* Exercise
From the records below, copy out each line that has the word "title".

* Source information
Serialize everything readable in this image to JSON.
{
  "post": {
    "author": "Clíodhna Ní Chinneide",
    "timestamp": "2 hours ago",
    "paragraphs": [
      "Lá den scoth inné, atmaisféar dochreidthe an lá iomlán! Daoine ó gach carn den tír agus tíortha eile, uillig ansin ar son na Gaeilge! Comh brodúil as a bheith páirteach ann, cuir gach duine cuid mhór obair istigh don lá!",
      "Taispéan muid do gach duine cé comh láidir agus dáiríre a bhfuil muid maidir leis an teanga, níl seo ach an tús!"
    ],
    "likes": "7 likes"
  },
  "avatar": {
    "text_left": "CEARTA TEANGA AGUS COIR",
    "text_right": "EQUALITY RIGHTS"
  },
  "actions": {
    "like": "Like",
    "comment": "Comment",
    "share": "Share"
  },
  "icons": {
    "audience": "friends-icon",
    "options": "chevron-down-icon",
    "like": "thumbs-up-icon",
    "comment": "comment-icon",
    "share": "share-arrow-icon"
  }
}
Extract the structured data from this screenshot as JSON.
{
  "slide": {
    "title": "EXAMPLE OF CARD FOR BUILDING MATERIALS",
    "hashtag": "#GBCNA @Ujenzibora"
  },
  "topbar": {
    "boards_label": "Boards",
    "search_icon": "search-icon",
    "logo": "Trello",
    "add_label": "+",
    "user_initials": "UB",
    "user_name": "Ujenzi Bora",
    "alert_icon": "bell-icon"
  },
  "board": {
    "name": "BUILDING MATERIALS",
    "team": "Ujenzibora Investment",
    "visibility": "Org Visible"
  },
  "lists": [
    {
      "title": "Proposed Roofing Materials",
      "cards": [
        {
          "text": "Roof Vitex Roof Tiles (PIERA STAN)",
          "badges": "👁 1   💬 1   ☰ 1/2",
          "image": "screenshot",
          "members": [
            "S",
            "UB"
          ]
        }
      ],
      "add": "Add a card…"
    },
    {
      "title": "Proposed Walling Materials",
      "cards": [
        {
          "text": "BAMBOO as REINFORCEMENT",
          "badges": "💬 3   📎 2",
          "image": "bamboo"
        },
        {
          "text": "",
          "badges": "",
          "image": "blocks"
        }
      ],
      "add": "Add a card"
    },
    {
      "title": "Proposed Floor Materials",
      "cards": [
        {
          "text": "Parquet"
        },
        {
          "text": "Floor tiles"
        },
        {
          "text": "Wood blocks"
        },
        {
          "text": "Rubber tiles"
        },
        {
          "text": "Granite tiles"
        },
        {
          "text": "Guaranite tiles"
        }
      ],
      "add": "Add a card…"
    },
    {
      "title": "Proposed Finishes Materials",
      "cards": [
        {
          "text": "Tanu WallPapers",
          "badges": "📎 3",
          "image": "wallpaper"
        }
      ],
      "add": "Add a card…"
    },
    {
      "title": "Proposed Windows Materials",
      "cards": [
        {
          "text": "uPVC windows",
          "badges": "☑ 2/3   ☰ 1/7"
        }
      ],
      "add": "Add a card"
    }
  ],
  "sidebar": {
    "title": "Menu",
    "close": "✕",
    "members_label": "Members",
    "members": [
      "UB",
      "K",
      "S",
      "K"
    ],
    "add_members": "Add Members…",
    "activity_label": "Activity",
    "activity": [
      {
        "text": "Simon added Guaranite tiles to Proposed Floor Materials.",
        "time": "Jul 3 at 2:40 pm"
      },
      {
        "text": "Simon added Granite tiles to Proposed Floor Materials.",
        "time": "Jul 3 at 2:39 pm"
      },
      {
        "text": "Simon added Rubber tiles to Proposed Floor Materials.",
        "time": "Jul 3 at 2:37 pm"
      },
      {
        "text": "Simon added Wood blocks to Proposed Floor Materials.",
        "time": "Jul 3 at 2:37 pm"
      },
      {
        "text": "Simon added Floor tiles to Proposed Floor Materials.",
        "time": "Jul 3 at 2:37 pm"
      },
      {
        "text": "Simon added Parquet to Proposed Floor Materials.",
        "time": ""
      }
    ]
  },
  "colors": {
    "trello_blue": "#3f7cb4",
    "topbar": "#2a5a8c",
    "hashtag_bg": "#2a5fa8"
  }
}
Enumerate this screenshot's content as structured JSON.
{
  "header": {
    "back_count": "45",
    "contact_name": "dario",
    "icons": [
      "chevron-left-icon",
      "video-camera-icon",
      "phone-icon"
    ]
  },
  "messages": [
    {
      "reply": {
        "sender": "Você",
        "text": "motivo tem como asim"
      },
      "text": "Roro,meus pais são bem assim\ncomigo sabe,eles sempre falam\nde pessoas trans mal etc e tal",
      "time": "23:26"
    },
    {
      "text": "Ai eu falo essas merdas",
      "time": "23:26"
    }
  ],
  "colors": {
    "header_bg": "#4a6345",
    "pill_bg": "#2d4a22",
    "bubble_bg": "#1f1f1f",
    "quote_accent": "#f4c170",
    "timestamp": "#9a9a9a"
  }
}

* Response for this exercise
    "title": "EXAMPLE OF CARD FOR BUILDING MATERIALS",
      "title": "Proposed Roofing Materials",
      "title": "Proposed Walling Materials",
      "title": "Proposed Floor Materials",
      "title": "Proposed Finishes Materials",
      "title": "Proposed Windows Materials",
    "title": "Menu",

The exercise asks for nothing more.